* [REQUIRED ACTION] Only lines with the word "herokuapp" are wanted; copy each of them from the listing below.

* [STUDY MATERIAL]

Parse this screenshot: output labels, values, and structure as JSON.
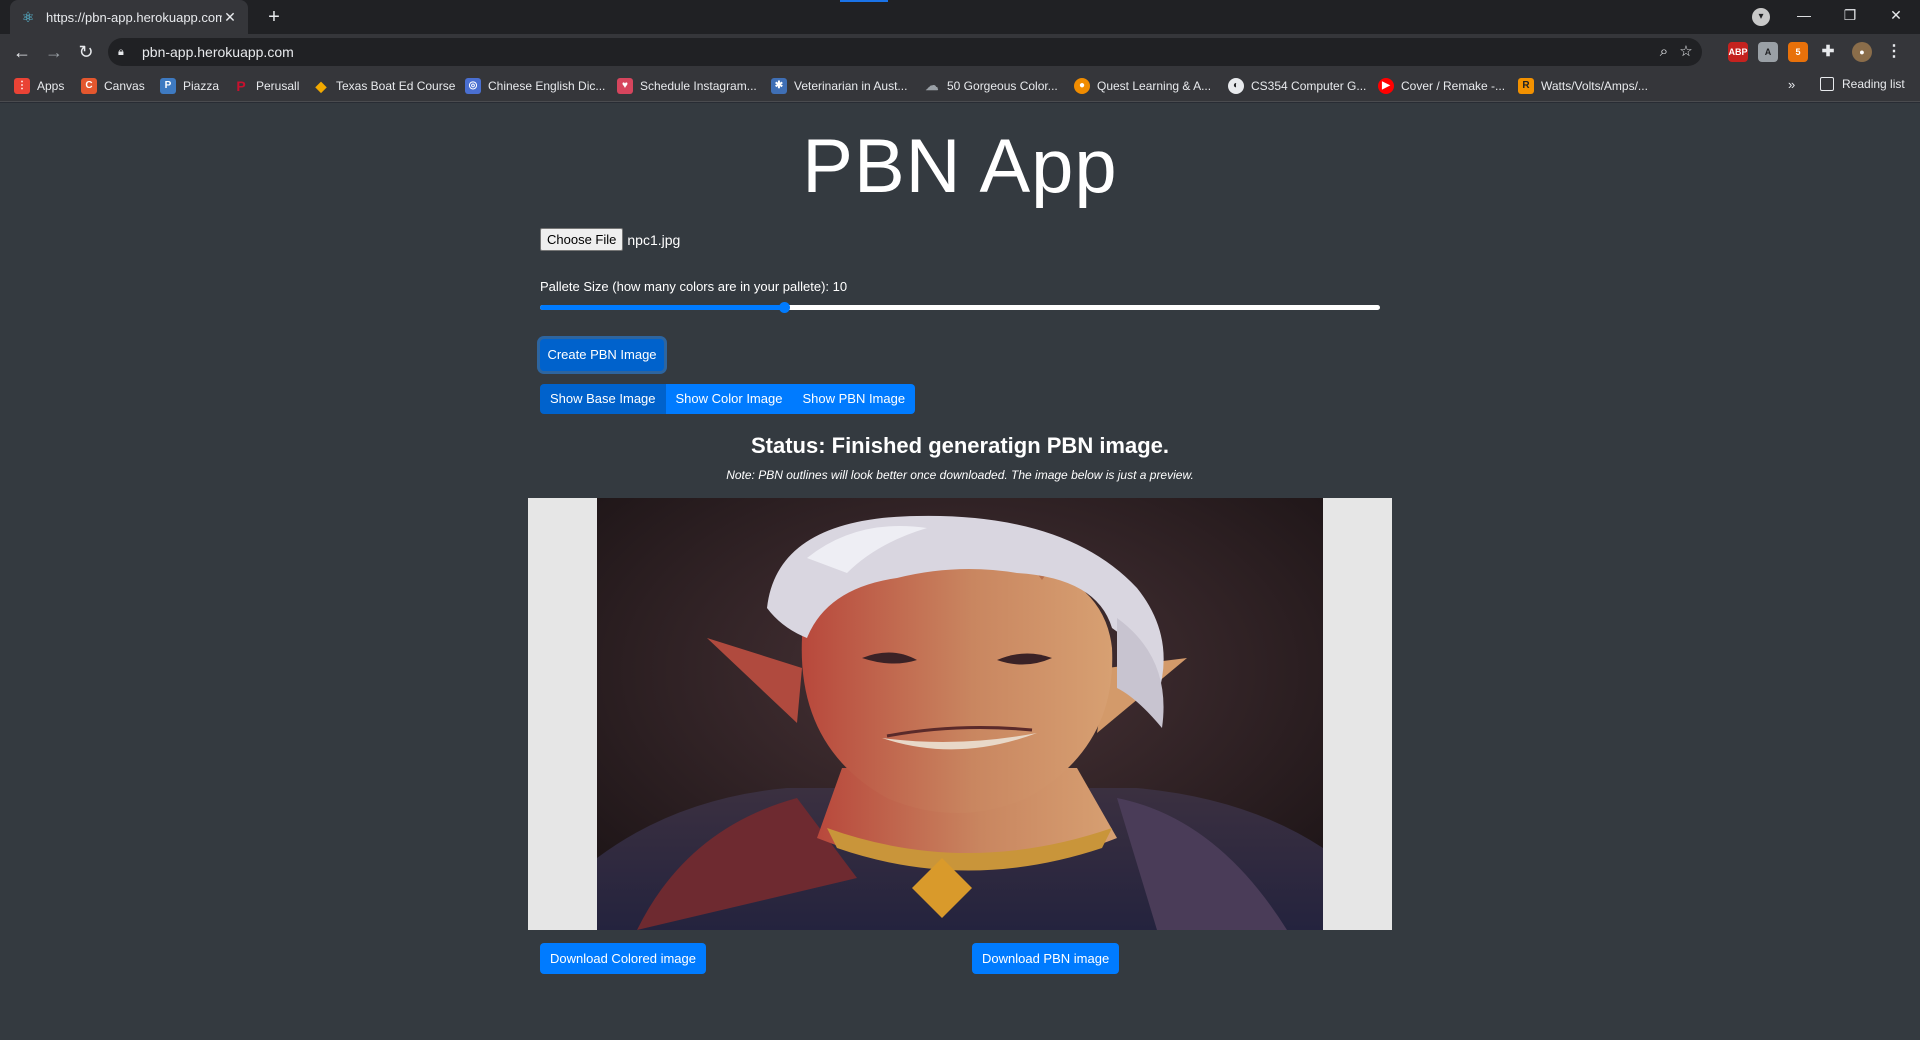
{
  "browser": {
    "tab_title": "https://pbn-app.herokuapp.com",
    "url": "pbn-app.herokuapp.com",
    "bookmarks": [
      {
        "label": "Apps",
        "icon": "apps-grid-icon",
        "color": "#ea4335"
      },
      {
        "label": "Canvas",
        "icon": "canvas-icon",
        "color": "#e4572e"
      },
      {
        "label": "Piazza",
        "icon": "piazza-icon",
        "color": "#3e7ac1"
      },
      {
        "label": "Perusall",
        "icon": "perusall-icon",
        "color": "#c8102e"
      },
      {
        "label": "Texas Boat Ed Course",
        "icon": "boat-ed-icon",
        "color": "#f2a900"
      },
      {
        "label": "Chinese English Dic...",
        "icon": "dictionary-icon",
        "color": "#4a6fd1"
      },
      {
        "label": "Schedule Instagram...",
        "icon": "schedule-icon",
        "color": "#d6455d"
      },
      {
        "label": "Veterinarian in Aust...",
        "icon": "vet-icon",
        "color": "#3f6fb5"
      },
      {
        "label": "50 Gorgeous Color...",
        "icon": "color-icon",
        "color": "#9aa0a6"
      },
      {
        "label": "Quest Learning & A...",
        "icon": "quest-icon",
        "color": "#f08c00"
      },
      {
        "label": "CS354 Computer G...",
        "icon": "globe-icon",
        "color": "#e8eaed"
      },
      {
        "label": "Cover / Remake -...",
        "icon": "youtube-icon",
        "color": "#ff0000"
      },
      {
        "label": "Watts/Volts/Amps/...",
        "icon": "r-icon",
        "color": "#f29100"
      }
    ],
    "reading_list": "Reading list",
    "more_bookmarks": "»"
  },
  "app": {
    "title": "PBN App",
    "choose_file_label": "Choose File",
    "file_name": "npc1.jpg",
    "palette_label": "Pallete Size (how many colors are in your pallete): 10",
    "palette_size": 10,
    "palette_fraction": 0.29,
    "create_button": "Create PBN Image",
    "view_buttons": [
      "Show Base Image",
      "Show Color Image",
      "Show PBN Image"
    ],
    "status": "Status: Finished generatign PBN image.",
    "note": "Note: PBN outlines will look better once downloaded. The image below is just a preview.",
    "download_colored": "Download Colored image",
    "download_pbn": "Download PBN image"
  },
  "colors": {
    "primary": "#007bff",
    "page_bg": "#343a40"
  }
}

* [ANSWER FOR THE TASK]
    "tab_title": "https://pbn-app.herokuapp.com",
    "url": "pbn-app.herokuapp.com",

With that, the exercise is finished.